MANILA – In cathedrals around the Philippines, huge black-and-red banners are asking the faithful to choose between “Team Life” and “Team Death,” with priests warning the nation’s soul is at stake.
The signs are part of efforts by the Catholic church to assert influence in the coming week’s midterm elections, with politicians who supported a birth-control law passed by Congress last year black-marked as part of “Team Death.”
Bishop Vicente Navarra of Bacolod City in the central Philippines, the one who pioneered the use of the “Team Life-Team Death” banners, said he believes the law opened the door to worse social ills. “We know it (birth control) will just snowball later on. After this, they will file bills for divorce, euthanasia, abortion, homosexual marriages, so it will be death.”
The Catholic church has for centuries enjoyed immense political as well as social power in the Philippines, a former Spanish colony. Roughly 80 percent of Filipinos count themselves as members of the faith.
Church leaders played a crucial role in toppling dictator Ferdinand Marcos in 1986, and pressure from the clergy has ensured that the Philippines remains the only country where divorce is illegal.
For more than a decade, the church also successfully derailed campaigns for Congress to pass a birth-control bill that would have mandated that the government hand out free contraceptives and that sex education be taught in schools.
But despite another intense church campaign, the landmark law was finally passed late last year.
The Supreme Court in March suspended the law until judges hear arguments from Catholic groups that have filed petitions arguing it is unconstitutional.
But the legislative defeat for the church highlighted what many believe is its waning influence in Philippine society.
Surveys over many years have consistently shown overwhelming public backing for the birth-control law, while support for divorce is also on the rise.
A survey in 2011 by the Social Weather Stations, one of the Philippines’ top two polling groups, found that 50 percent of Filipinos believe divorce should be legalized, up from 29 percent a decade earlier.
A survey this February by the Social Weather Stations also found waning religiosity among those who classify themselves as Catholics, with only 29 percent considering themselves “very religious.” Weekly church attendance has also fallen sharply, from 64 percent of Catholic adults in 1991 to 37 percent this year, according to the survey.
Political scientist Edna Co, from the state-run University of the Philippines, said many Filipinos have come to believe they can still be good Catholics while being less obedient to its teachings.
“Some people are thinking more independently these days, regardless of the Catholic church,” she said. “There is a line drawn between your faith and a social issue — that is how a lot of Filipino Catholics think.”
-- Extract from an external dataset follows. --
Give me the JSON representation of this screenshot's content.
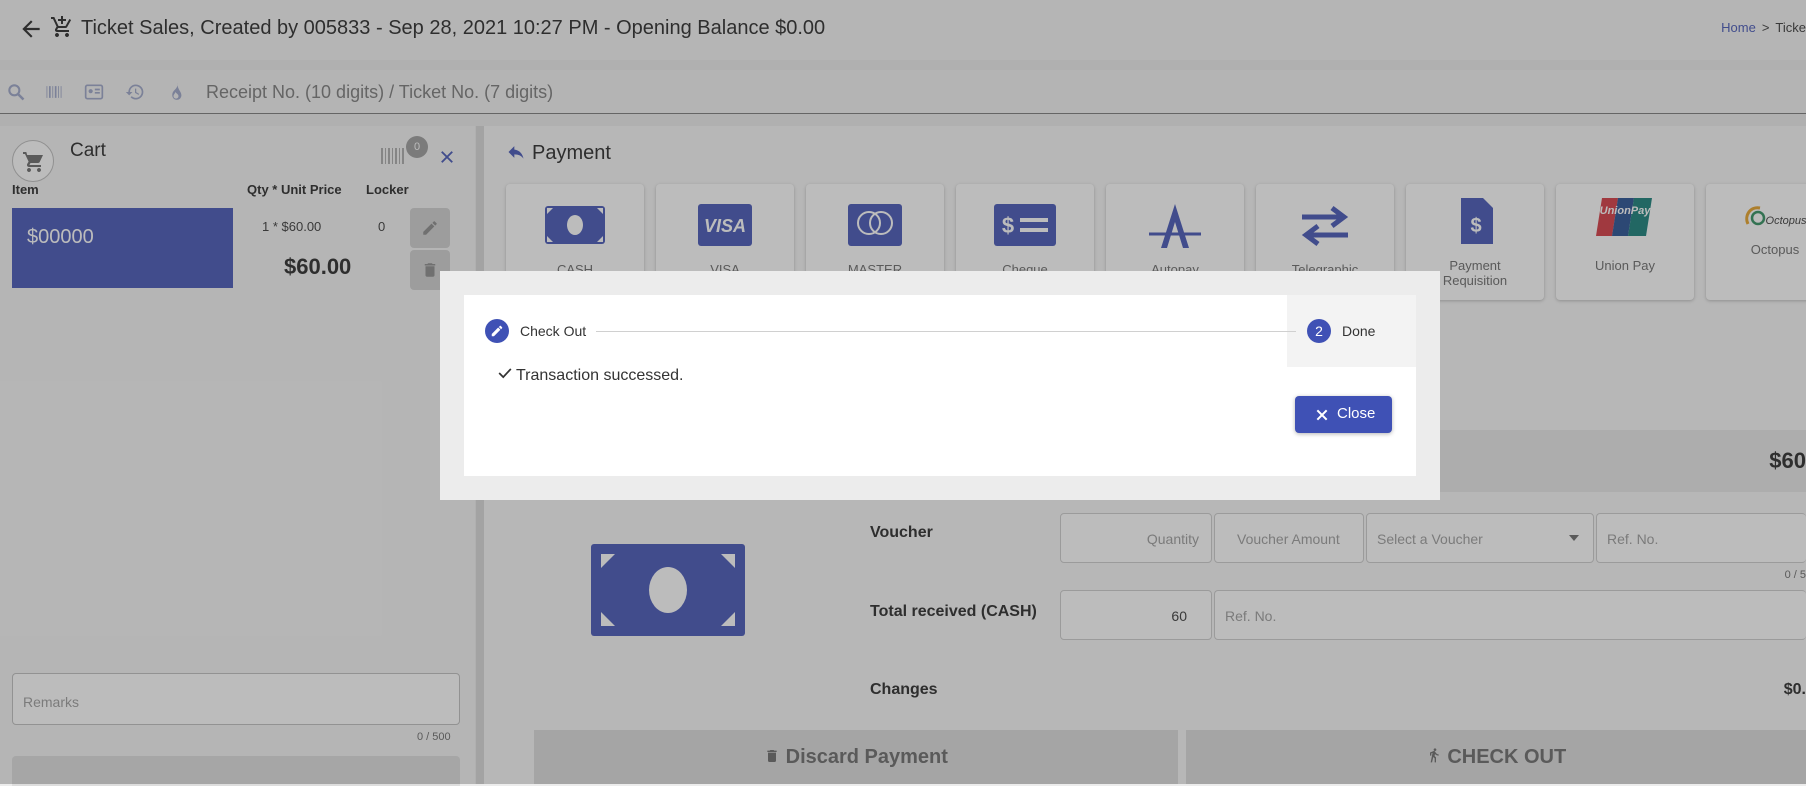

The Rev. Melvin Castro, executive secretary of the Catholic Bishops Conference of the Philippines’ commission on family life, blamed mass media and the Internet for weakening the church’s influence on Filipinos.
“Just imagine what they hear or what they read, the values or lack of values they imbibe. They go to church only once a week . . . but compare that to the time they spend on the Internet or with traditional media,” he said.
The church’s campaigning against politicians who favor birth control ahead of the midterm elections is an effort to regain some of its lost power, according to Ana Maria Tabunda, chief researcher at Pulse Asia, a respected think tank.
“Can the church affect the vote on the national level? That is what they want to show through this campaign, to recover some of that influence over the legislators,” Tabunda said.
Another part of the campaign is a “White Vote Movement” asking candidates to sign a “covenant” not to support divorce and birth control in exchange for getting their endorsement to win votes from the faithful.
Bishops and priests are also delivering sermons steeped in politics, while other church leaders are actively campaigning.
At a parish center of a small church in a Manila suburb, Anna Cosio, 24, secretary of Catholic Vote Philippines, recently lectured the faithful on why they should vote according to “nonnegotiable ethical principles.”
“It is our duty to infuse the political life of our country with our Christian values,” she told parishioners while delivering a presentation detailing what she said were the dangers of contraceptives.
Tabunda, from Pulse Asia, said the church will likely not have a great impact on the national posts in the midterm elections, although it can expect to wield strong influence on local posts in towns that are more devout.
As she stepped out of a Manila church after Sunday Mass, retired civil servant Minnie Nicholas, 62, said she considered herself a devout Catholic and an active parishioner. But when asked if the birth-control issue would influence her voting, she laughed and asked, “How is that related to running a country?”